━━━━━ Exercise data ━━━━━
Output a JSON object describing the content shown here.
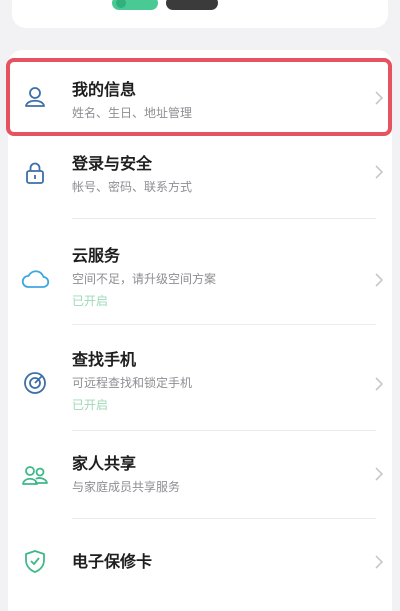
{
  "menu": {
    "items": [
      {
        "title": "我的信息",
        "subtitle": "姓名、生日、地址管理",
        "status": "",
        "icon": "person-icon"
      },
      {
        "title": "登录与安全",
        "subtitle": "帐号、密码、联系方式",
        "status": "",
        "icon": "lock-icon"
      },
      {
        "title": "云服务",
        "subtitle": "空间不足，请升级空间方案",
        "status": "已开启",
        "icon": "cloud-icon"
      },
      {
        "title": "查找手机",
        "subtitle": "可远程查找和锁定手机",
        "status": "已开启",
        "icon": "radar-icon"
      },
      {
        "title": "家人共享",
        "subtitle": "与家庭成员共享服务",
        "status": "",
        "icon": "family-icon"
      },
      {
        "title": "电子保修卡",
        "subtitle": "",
        "status": "",
        "icon": "shield-icon"
      }
    ]
  },
  "colors": {
    "accent_cloud": "#3fa7e0",
    "accent_icon": "#3d6fa8",
    "status_green": "#9ed9b7",
    "highlight": "#e55360"
  }
}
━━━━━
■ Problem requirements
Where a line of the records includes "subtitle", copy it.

■ Output below
        "subtitle": "姓名、生日、地址管理",
        "subtitle": "帐号、密码、联系方式",
        "subtitle": "空间不足，请升级空间方案",
        "subtitle": "可远程查找和锁定手机",
        "subtitle": "与家庭成员共享服务",
        "subtitle": "",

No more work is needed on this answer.